When we recently caught up with Brighton’s Resident Music – winners of the Independent Music Retailer at the Music Week Awards 2019 – their co-founder Natasha Youngs said something that really stuck with me. It concerned the fate of the CD.
“Industry and external forces have quickened its demise,” she explained. “New cars don’t have CD players, laptops/PCs don’t have disc drives anymore and many artists and labels are not seeing the demand for CDs and don’t see them as relevant: they’re not sexy, they're an old story. We seem determined as an industry to constantly reinvent and move on, even when we don’t need to. It’s a real shame. The formats can all co-exist if we don’t deliberately sideline them.”
I believe Youngs is very much on to something here, and it’s worth noting that some rather huge artists are fighting to make sure the CD can co-exist in 2019 and beyond.
Swift has made a CD package that will likely prove an essential fan purchase, even for those who lean more towards streaming or vinyl
Take Taylor Swift, for example.
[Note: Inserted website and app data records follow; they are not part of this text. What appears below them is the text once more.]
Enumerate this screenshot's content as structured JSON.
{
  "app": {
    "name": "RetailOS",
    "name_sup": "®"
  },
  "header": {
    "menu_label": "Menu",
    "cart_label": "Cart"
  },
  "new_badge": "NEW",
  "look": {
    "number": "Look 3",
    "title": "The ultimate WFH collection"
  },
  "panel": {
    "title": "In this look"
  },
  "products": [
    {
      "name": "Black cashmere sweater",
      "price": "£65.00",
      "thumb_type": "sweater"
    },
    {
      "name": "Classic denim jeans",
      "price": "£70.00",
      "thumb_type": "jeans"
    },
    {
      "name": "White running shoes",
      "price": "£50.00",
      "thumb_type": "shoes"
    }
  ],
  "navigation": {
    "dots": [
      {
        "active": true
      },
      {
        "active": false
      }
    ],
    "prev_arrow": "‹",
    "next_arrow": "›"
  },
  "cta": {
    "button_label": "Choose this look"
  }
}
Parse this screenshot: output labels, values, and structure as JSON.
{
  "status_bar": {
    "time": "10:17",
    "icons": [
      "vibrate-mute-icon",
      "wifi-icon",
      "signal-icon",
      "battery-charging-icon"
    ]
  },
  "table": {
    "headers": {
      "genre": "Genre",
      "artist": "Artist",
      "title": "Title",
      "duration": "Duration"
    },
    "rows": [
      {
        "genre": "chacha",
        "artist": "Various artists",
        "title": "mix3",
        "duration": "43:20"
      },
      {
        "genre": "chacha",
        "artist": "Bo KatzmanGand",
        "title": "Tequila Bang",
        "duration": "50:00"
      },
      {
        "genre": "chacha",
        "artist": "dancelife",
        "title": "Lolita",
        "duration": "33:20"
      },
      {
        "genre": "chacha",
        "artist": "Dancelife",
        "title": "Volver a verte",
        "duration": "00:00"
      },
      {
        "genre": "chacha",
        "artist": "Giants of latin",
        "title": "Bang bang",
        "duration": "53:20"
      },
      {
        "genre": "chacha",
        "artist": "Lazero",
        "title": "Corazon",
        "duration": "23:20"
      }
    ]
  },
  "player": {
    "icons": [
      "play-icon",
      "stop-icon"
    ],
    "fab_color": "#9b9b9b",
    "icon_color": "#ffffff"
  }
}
Sure, her new album Lover is available as a standard CD version, but there’s also not one, not two, not three but four different deluxe editions. While Swift’s blockbuster album 1989 had a special edition featuring voice notes from the star plus Polaroid pictures, the most expensive of Lover’s CD deluxe editions goes even further. It includes the album on CD, two bonus audio memos from Swift’s songwriting sessions, a unique set of her journal entries, handwritten lyrics, archived photos, a poster, blank journal pages and a lyric book. That’s to say nothing of the box-set which adds in a tote bag, a phone stand, postcards and a temporary tattoo sheet. In other words, Swift has made a CD package that will likely prove an essential fan purchase, even for those whose natural proclivities may otherwise lean more towards streaming or vinyl.
And Swift’s not alone in this endeavour, either. Returning prog-metal sensations Tool are releasing a deluxe edition of their new record Fear Inoculum with a 4” HD rechargeable screen with exclusive video footage, charging cable, a two watt speaker and a 36-page booklet that retails at £79.99. That’s to say nothing of BTS’ numerous special editions or Iron Maiden’s ongoing reissue series including a highly-collectible, album-specific figurine of their mascot Eddie, plus a sew on patch.
We have come a long, long way from the time when ‘deluxe edition’ effectively translated as, ‘Crap bonus track tacked on at end,’ or, ‘Behold, a slightly different cover!’ Hence, when I see shelves of new CDs available only in vanilla jewel case packages, it not only seems like a real missed opportunity, it also feels like a failure of imagination.